* Directions:
All lines in the entries below that hold "JSON" make up the answer.

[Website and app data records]
+ + + +

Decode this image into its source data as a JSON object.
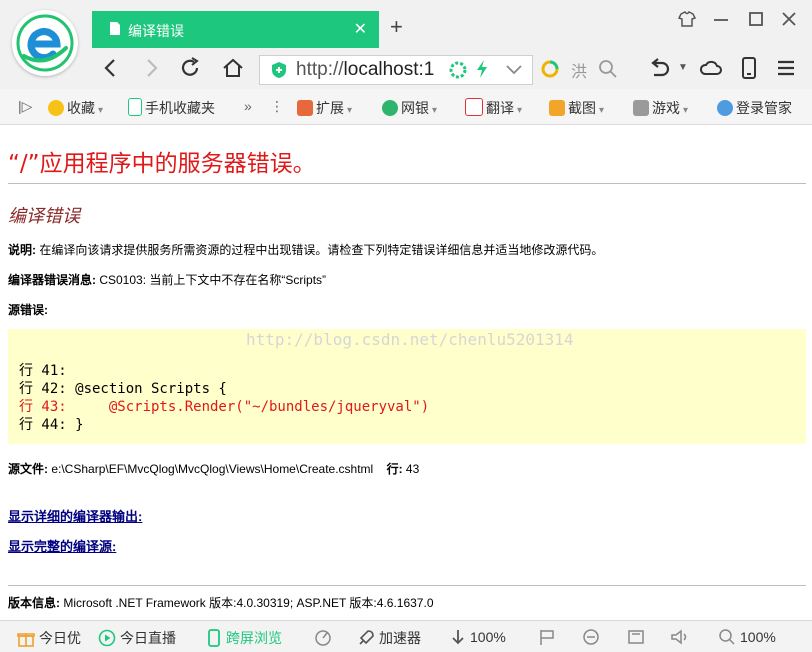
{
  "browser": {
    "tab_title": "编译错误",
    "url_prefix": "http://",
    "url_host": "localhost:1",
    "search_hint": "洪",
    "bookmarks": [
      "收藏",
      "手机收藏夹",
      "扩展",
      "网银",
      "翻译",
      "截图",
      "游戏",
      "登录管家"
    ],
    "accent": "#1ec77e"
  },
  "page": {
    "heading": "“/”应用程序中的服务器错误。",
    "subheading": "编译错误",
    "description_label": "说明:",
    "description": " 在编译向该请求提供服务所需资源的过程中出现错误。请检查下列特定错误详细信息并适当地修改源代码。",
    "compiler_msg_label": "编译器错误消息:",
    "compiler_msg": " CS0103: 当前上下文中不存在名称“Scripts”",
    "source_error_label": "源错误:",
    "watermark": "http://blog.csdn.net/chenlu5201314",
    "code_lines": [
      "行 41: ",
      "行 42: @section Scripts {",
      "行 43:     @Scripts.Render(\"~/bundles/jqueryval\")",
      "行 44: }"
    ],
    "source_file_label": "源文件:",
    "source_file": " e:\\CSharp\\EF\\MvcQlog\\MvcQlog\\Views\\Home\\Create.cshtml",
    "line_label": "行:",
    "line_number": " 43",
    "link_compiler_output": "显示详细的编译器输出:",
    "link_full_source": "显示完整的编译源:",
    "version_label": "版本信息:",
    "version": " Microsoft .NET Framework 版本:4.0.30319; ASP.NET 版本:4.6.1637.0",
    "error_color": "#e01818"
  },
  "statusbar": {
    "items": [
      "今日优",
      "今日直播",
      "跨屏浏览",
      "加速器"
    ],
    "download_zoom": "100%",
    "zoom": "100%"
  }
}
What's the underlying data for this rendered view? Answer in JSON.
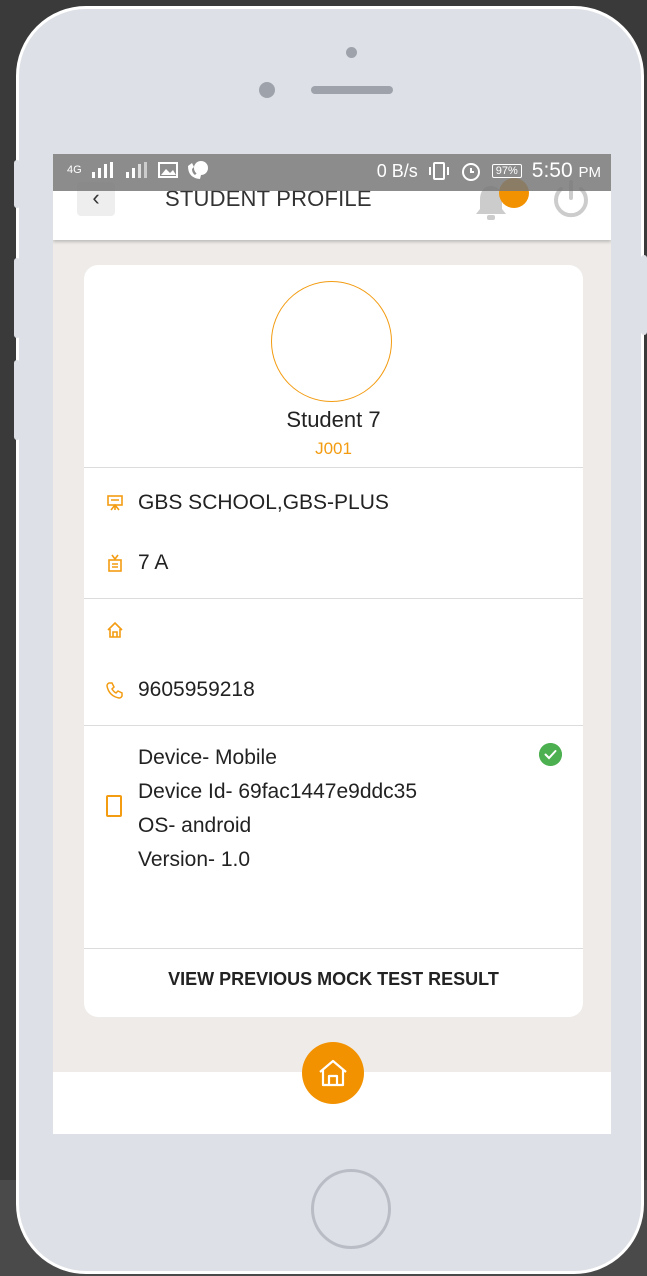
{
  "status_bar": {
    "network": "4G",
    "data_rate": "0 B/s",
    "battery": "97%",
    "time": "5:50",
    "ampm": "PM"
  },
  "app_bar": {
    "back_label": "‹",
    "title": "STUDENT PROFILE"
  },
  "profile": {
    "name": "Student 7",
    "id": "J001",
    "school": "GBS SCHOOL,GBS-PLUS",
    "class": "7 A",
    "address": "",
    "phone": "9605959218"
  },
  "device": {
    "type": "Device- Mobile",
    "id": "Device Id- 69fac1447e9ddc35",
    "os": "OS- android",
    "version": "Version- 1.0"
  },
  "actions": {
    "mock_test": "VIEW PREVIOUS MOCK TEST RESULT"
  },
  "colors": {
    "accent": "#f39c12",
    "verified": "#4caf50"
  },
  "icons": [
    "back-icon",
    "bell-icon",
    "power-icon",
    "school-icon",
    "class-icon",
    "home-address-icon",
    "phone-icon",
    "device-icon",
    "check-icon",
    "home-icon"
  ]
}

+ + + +

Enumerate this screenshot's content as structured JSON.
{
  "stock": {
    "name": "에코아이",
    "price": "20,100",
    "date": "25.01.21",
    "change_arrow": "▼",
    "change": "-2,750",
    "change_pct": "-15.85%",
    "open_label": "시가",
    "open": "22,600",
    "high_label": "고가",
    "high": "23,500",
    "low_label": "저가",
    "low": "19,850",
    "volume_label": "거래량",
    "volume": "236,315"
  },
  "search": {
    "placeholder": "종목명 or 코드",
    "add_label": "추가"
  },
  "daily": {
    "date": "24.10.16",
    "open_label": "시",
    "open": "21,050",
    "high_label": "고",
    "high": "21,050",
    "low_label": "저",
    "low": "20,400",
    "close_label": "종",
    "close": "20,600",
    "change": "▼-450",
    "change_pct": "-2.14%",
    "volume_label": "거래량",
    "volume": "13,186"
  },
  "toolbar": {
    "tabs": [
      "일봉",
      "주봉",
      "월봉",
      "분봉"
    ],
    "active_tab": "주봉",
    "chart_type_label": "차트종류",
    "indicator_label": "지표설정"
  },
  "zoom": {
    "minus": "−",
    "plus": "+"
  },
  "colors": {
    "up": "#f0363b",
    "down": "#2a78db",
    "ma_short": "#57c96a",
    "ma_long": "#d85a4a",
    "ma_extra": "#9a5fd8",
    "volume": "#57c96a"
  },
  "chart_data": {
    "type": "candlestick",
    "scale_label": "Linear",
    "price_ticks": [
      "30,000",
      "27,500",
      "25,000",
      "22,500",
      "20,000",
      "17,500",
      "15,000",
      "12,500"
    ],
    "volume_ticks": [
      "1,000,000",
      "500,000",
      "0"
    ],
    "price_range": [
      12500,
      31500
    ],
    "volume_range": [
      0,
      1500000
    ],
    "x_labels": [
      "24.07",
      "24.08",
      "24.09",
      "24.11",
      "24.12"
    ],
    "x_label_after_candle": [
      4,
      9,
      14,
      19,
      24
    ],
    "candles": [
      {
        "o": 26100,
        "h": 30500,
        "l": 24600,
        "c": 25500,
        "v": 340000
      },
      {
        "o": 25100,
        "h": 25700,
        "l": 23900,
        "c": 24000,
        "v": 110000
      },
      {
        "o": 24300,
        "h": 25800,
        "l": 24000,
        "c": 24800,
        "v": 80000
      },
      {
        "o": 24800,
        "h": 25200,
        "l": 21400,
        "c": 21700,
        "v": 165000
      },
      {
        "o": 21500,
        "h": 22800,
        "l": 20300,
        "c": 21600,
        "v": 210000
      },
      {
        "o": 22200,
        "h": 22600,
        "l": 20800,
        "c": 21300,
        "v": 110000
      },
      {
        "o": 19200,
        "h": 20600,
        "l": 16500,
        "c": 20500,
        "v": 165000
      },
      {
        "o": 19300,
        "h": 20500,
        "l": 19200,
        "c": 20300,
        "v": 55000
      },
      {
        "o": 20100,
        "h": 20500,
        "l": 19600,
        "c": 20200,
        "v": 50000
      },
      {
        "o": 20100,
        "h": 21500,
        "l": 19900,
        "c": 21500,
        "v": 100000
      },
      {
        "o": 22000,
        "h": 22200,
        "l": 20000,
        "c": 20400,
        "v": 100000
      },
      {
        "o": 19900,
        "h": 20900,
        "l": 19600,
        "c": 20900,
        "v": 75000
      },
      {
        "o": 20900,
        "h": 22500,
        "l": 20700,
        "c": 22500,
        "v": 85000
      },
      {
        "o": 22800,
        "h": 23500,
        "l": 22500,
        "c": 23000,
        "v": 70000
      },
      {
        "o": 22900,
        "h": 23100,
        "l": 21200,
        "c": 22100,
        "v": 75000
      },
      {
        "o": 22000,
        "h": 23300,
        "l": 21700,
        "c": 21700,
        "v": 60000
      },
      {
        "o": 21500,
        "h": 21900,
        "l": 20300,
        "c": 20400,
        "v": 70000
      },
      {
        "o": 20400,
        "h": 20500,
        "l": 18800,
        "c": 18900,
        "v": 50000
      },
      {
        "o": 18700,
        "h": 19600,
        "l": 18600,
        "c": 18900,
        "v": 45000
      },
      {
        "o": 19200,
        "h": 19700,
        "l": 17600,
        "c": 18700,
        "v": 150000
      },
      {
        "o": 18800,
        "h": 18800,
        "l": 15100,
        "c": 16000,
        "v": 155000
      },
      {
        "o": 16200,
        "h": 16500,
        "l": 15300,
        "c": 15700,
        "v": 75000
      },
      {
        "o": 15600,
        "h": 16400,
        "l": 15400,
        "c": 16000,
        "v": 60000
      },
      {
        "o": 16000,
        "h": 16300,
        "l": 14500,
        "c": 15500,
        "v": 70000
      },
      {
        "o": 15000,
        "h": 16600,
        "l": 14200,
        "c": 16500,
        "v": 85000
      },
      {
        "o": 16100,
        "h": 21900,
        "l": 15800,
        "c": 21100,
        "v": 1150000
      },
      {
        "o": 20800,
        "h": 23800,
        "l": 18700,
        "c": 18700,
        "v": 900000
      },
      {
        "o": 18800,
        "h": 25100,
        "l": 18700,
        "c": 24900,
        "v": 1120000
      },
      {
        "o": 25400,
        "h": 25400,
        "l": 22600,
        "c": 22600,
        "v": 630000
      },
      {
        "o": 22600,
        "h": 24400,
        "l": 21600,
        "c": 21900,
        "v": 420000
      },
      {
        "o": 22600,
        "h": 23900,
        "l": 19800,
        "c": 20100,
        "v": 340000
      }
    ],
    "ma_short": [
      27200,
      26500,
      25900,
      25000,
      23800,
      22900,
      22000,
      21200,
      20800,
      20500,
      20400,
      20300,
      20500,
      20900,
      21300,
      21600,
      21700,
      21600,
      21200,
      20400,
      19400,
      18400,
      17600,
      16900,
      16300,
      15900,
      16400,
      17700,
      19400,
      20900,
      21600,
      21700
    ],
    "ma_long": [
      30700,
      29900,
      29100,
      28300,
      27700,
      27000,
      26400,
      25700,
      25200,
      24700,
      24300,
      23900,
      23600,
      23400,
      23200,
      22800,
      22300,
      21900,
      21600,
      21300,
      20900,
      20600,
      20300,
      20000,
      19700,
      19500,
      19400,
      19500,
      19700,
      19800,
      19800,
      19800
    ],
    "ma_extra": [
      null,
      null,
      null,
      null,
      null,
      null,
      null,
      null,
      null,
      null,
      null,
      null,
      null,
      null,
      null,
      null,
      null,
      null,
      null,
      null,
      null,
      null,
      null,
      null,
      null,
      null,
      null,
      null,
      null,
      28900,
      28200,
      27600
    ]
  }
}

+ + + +

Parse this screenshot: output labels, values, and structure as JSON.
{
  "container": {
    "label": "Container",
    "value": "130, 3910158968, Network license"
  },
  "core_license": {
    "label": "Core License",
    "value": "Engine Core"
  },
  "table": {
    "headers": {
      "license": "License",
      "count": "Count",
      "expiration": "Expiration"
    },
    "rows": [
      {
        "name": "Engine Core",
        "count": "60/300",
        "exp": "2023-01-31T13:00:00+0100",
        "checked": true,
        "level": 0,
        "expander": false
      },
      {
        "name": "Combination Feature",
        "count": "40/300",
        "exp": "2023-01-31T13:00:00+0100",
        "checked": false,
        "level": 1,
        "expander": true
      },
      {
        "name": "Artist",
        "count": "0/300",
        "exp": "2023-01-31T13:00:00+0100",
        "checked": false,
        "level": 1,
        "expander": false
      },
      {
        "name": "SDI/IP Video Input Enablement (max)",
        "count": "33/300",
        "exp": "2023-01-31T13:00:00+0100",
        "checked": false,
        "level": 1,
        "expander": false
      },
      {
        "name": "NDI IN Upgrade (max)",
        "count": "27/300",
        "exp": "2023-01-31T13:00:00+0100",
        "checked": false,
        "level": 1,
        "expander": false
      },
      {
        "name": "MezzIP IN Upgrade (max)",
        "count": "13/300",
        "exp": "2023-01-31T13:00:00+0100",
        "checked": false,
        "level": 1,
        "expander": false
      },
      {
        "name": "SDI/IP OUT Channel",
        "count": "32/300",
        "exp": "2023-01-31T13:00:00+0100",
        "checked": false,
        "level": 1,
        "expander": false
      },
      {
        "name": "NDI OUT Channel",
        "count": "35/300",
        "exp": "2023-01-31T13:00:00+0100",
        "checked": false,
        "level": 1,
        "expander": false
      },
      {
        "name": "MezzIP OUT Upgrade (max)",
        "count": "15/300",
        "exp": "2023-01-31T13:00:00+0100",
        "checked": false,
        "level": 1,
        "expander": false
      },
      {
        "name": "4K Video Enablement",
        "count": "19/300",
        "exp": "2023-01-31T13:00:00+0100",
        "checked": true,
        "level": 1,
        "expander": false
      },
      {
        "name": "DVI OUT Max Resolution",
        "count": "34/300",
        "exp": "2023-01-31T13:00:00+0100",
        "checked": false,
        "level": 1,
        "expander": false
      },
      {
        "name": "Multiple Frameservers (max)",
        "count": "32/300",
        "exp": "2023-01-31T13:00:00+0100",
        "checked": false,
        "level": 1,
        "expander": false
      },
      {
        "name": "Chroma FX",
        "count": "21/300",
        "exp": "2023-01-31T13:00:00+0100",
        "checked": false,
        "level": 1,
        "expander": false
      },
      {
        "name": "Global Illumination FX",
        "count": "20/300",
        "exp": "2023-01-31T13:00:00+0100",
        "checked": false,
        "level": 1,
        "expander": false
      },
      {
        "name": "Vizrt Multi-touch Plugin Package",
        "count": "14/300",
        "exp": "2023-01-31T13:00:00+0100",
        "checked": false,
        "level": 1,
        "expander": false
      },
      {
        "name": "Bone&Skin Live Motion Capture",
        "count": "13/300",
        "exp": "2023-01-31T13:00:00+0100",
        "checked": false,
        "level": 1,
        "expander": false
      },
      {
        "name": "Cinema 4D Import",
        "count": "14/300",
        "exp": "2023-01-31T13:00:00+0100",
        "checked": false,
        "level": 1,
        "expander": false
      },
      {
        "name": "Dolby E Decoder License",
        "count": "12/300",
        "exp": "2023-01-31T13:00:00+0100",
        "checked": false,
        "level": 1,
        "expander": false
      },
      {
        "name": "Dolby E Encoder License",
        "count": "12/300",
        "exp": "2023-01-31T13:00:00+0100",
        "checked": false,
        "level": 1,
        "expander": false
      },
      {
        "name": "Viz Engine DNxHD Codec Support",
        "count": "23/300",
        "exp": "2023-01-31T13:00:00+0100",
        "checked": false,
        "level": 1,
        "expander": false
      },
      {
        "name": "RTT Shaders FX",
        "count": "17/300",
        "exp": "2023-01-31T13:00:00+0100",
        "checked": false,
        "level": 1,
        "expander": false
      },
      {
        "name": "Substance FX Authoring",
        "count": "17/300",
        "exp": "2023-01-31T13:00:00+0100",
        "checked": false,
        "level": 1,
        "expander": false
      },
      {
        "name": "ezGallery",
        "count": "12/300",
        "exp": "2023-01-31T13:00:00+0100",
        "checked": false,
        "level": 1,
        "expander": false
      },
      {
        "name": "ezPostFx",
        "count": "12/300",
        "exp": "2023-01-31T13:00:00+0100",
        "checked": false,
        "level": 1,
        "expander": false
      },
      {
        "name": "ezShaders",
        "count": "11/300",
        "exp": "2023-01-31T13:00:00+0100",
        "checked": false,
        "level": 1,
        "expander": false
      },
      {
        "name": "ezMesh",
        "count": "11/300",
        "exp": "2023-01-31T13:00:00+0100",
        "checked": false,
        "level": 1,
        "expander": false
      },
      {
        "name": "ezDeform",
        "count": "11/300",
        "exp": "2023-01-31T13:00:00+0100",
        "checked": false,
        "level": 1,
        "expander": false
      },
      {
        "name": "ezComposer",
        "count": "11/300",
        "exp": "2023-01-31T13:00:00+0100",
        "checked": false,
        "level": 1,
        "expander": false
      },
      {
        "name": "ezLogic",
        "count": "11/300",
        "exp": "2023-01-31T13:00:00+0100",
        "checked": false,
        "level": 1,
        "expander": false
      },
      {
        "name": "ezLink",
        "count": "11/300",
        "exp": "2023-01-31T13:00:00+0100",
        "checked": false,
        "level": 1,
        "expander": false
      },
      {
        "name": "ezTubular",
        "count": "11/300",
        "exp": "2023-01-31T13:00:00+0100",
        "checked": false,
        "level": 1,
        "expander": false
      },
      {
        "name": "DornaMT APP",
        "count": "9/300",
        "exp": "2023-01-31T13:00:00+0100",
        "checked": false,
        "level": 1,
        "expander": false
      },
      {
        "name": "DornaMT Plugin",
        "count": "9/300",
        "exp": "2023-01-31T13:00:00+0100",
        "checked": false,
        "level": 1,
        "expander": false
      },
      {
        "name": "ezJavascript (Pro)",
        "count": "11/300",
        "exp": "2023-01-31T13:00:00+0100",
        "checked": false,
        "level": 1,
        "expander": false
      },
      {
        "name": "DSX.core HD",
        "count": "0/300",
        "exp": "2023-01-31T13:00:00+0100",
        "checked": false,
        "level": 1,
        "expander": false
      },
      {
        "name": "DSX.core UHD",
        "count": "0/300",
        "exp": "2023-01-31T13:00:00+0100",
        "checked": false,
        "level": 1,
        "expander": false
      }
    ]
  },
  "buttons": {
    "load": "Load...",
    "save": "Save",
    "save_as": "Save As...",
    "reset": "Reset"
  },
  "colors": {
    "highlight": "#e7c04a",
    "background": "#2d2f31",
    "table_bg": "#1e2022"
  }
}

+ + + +

* Exercise answer:
Decode this image into its source data as a JSON object.
What's the underlying data for this rendered view? Answer in JSON.
Enumerate this screenshot's content as structured JSON.
Parse this screenshot: output labels, values, and structure as JSON.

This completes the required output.